The “South African” vaccine, specially adapted for local populations, is a “muscular” version of a strain tested in 2009 in Thailand on more than 16,000 volunteers.
It had reduced the risk of contamination by 31.2% three and a half years after the first vaccination.
‘Change the deal’
The safety of the “South African” vaccine has already been successfully tested for eighteen months on 252 volunteers. The new study now aims to test its effectiveness.
“The results obtained in Thailand are not sufficient for a launch (…). We have set the minimum efficiency threshold at 50%”, explained to AFP Dr Lynn Morris, of the National Institute south – African Communicable Disease (NICD).
“We hope that the efficiency will be even stronger,” enthused recently deputies South African vice president Cyril Ramaphosa.
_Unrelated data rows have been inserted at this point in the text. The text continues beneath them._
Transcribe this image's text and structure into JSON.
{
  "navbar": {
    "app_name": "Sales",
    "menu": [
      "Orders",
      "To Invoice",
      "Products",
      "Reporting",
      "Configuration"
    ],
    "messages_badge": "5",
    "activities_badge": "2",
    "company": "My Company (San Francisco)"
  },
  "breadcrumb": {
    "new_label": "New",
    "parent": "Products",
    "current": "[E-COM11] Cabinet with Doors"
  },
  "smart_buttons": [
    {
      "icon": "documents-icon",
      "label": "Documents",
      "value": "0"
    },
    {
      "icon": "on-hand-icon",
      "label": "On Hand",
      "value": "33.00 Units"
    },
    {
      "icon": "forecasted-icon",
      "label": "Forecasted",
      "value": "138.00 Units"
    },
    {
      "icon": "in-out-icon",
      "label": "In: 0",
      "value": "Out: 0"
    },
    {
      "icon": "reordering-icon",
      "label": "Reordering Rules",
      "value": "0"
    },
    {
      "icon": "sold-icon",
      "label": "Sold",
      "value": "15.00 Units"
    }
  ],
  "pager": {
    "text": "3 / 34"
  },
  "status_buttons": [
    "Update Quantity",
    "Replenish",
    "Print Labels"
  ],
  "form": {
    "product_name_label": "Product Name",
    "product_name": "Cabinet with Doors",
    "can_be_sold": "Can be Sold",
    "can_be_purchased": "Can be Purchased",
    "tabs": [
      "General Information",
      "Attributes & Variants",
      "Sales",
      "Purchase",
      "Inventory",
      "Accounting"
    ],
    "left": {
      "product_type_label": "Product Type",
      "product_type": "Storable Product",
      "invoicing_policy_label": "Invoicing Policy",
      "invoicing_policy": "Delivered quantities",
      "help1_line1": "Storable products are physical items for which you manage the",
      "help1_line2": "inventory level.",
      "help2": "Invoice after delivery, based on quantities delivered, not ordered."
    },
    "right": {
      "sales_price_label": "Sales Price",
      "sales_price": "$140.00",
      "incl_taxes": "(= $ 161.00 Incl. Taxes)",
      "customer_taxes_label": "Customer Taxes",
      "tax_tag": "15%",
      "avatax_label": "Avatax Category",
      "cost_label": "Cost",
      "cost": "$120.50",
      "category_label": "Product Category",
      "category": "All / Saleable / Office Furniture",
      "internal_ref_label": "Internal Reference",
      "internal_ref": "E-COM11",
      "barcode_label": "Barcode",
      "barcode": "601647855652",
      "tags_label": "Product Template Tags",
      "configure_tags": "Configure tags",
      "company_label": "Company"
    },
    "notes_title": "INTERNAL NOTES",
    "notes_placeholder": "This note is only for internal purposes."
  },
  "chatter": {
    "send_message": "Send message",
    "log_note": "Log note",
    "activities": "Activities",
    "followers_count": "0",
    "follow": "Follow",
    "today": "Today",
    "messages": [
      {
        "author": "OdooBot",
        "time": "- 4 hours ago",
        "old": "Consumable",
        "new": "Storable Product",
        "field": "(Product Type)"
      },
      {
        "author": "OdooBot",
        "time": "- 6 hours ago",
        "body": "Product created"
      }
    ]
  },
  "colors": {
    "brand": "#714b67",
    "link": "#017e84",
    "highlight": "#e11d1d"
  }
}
Despite the hopes raised by this vaccine, specialists insist on the need not to lower your guard against the disease.
“An effective vaccine would be a game-changer, but these trials will take years,” said Dr. Morris. “We must continue to use other means of prevention to reduce new infections.”
Antiretroviral (ARV) treatments remain by far the most effective against the disease today.
According to UNAIDS, half of the approximately 36 million people infected with the virus living in the world have access to it. A figure that has doubled in five years.
Thanks to these treatments, which make it possible to control the evolution of the virus and increase the life expectancy of HIV-positive people, the life expectancy of South Africans has jumped from 57.1 to 62.9 years on average since 2009 , according to local authorities.
Trials for the new vaccine are being conducted by the United States National Institutes of Health (NIH), the South African Council for Medical Research (SAMRC), the Bill and Melinda Gates Foundation, Sanofi Pasteur Labs, GlaxoSmithKline and the HIV vaccine trials (HVTN).